We watch the clash of these characters joined by a stellar cast of both allies and enemies as both Vi and Jinx eventually make choices that will either repair their relationship as sisters or cement them as bitter enemies.
To understand what makes this show so brilliant, we have to take a step back to look at its roots. League of Legends character Vi was introduced in 2012 and Jinx was introduced in 2013. Both are playable characters in an online video game of the same name, Vi being a heavy hitter (with the body of a barbie doll) and Jinx being little more than a maniac with a gun and a revealed midriff. In 2021 when introduced League of Legends Arcane redefined both characters sneaking under the radar for many Netflix watchers with an explosion of viewers arriving on the scene in early 2022. When Jinx is introduced in the show as Powder and one of the two main leads for the show, she right off the bat distinguishes herself as separate from her video game incarnation.
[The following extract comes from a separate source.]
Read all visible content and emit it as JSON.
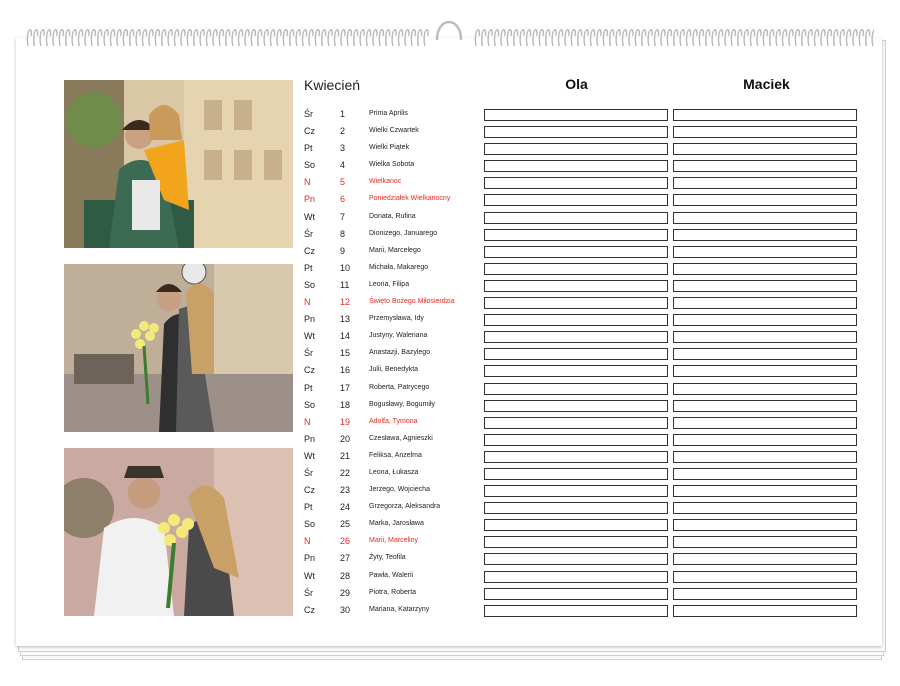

Music videos of Jinx or ads of her in the past drew her as a crazy but cute young woman drawing inspiration seemingly from Batman’s Harley Quinn without any of Harley’s backstory.

Jinx from Arcane is just as crazy as her video game self as the show goes on but rather than a bubbly adorable “crazy” girl, we see a truly unhinged main lead who struggles with her insanity. She is constantly speaking to ghosts that haunt a mistake she made as a child while seeing hallucinations that are pulled from her broken psyche. Both character designs are also different in the show as opposed to the video game. Both Jinx and Vi are given body types that match what we are told about them. Instead of a steampunk barbie the Vi in the show has rippling muscles stretched upon her back when we first see her, her shoulders are hunched over as she walks like someone constantly on the lookout for an attack.

Vi’s Old Design (featured left) vs. her new design in Arcane (featured right)

Likewise, while Jinx is just as thin as her video game counterpart, she is not oversexualized and her body build fits her lifestyle. They both fit aesthetically to what we are told they are. They are allowed to be people, not sex objects or idolized female role models.

And this is where Arcane truly shines. Arcane breaks down what any entertainment seeker wants in a show, a really relatable character. What do women want? This! I’ll take the brokeness of Jinx and rage of Vi over, let’s say Marvel’s Black Widow any day of the week. Because what any person invested in a story wants are growth change and real struggles. Jinx struggles, Vi struggles and they both make mistakes. With characters like Black Widow, there is no growth. How can a character grow if she is already perfect?

Jinx is not perfect, Vi is not perfect, and in fact, no character in the show is perfect. It would fill literal pages to go into depth about the amazing characters featured in this show. What I can say is the characters are forced to make tough decisions that do result in the death of others, and we are slapped in the face with the reality that sometimes you have to make a decision where nobody wins.

So if you haven’t switched on Arcane yet I’d say do yourself a favor and toast an end to Woman’s History Month in the best way you can by watching the evolution of multiple characters from two-dimensional to engaging, interesting, and amazing. Trust me, You will never see a better makeover montage.

Grade: A+
Bonus Grade for great female representation: A++++

Looking for more reviews? Check out our last film review Aquarius Alert: Great Movies To Watch This Aquarius Season here!